Stored data:
[Start of section]

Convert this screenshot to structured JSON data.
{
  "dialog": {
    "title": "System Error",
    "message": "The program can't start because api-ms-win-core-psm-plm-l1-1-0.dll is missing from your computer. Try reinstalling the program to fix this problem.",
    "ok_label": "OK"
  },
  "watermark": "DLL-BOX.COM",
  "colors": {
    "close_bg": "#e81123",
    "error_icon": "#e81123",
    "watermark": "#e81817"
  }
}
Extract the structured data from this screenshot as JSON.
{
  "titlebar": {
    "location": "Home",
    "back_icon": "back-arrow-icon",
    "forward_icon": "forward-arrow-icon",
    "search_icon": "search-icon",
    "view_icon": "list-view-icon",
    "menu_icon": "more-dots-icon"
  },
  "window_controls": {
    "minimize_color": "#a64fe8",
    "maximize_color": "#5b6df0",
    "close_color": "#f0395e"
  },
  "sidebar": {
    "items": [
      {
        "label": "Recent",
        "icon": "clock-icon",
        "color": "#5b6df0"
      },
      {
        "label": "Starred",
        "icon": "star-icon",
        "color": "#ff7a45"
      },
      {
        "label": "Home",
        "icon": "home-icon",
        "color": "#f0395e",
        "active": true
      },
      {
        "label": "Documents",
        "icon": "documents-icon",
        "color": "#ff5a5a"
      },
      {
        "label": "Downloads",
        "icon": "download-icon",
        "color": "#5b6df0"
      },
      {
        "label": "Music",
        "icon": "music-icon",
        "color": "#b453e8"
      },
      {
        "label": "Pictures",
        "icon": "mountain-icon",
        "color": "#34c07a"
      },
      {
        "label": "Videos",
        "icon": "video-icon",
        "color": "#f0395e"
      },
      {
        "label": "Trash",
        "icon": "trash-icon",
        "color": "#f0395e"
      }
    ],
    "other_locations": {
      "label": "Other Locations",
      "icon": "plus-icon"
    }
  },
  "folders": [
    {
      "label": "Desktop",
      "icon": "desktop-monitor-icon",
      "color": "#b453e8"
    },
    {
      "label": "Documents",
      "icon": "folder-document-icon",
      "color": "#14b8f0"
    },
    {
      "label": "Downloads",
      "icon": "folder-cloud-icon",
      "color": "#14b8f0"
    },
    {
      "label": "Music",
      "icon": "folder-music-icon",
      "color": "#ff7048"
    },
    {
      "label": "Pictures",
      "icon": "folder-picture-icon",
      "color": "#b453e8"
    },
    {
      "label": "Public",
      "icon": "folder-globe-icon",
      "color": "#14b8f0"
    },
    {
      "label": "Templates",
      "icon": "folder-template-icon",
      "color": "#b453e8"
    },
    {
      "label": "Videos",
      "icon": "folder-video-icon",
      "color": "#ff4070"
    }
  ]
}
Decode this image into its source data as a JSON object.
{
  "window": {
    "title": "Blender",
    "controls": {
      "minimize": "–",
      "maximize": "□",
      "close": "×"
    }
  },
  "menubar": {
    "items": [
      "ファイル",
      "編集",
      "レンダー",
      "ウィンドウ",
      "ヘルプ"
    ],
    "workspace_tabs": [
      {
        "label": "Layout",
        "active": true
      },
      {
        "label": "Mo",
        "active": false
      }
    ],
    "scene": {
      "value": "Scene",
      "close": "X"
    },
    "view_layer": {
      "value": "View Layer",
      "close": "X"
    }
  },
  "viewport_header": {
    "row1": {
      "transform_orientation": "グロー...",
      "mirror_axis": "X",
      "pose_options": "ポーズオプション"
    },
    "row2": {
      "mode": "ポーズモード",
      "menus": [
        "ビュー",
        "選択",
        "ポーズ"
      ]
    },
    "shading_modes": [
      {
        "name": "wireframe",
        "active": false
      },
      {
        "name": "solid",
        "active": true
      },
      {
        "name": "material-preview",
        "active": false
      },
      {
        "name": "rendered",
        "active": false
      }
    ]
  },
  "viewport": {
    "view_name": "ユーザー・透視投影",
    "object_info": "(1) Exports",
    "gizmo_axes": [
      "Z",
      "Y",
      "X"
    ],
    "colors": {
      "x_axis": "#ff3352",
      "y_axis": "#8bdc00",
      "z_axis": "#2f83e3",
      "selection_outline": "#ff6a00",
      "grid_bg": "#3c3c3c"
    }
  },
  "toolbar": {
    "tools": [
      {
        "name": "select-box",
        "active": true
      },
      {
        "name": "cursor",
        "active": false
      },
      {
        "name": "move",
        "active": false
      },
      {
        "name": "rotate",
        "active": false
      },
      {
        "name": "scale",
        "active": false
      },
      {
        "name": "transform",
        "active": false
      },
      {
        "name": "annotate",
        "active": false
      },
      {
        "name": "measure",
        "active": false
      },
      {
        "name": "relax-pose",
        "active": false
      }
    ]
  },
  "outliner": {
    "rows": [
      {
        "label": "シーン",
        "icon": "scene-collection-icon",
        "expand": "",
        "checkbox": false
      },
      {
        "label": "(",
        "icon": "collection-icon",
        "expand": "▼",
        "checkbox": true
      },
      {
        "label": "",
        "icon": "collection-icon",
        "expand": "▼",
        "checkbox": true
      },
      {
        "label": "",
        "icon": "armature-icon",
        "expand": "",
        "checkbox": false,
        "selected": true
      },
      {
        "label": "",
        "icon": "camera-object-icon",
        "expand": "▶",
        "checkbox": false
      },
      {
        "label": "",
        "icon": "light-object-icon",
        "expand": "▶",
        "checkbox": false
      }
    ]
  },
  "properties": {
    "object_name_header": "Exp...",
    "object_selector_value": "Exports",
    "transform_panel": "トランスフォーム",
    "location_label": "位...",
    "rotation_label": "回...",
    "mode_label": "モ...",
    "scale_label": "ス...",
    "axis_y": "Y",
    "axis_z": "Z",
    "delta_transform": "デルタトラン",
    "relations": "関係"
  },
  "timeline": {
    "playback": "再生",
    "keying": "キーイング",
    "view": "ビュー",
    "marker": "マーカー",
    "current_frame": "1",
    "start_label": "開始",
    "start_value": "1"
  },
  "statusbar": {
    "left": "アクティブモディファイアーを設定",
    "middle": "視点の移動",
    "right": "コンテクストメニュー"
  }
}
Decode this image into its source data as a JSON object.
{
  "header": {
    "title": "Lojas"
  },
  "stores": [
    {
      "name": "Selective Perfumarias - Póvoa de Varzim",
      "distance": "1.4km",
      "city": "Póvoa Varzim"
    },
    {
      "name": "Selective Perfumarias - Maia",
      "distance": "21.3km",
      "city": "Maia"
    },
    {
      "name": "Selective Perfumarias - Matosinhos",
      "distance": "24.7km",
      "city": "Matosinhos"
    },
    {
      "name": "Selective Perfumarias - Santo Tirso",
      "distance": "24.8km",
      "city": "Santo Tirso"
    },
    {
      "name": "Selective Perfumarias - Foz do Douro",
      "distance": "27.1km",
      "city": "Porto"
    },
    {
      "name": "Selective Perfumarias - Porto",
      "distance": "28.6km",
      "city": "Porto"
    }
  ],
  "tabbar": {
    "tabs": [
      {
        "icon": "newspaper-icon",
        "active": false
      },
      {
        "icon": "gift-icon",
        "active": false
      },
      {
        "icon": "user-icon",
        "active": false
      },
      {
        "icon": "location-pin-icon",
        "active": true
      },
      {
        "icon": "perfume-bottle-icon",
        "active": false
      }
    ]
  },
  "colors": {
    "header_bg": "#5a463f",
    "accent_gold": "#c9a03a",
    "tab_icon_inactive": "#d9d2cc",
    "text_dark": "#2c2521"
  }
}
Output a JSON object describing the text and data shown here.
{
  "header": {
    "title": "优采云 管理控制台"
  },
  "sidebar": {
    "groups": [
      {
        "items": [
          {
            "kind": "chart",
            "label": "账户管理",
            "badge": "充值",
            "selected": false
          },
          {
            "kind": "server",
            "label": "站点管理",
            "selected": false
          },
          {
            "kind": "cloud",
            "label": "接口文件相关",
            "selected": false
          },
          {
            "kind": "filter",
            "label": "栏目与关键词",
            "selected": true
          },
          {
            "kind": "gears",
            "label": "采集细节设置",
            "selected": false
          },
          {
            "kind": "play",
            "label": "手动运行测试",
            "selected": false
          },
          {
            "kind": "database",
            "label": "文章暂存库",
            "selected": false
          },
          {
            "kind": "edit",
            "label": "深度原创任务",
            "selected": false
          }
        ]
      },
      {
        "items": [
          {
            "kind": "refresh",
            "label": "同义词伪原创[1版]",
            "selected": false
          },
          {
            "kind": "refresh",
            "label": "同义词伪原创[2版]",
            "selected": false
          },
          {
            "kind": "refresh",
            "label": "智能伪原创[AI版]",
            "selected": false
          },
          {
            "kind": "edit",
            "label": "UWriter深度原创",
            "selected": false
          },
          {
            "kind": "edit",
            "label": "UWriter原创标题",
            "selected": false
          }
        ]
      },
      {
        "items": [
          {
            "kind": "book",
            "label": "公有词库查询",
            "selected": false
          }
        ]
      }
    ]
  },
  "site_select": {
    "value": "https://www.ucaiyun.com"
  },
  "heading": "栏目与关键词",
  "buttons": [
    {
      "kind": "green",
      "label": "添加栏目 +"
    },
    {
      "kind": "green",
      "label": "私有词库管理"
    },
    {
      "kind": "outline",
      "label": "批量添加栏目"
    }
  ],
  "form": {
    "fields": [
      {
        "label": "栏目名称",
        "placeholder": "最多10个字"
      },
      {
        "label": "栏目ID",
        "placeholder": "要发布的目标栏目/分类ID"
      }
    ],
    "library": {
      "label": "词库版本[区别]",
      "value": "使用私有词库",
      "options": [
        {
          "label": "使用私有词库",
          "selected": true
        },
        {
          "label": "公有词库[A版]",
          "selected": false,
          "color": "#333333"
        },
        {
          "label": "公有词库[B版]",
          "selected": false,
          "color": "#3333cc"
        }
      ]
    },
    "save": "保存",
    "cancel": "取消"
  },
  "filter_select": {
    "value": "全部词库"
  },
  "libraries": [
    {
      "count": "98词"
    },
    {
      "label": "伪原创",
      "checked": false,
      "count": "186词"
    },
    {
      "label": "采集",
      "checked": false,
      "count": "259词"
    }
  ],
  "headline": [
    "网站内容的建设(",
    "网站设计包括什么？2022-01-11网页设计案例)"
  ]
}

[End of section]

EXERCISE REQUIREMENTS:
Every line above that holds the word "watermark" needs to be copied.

EXERCISE ANSWER:
  "watermark": "DLL-BOX.COM",
    "watermark": "#e81817"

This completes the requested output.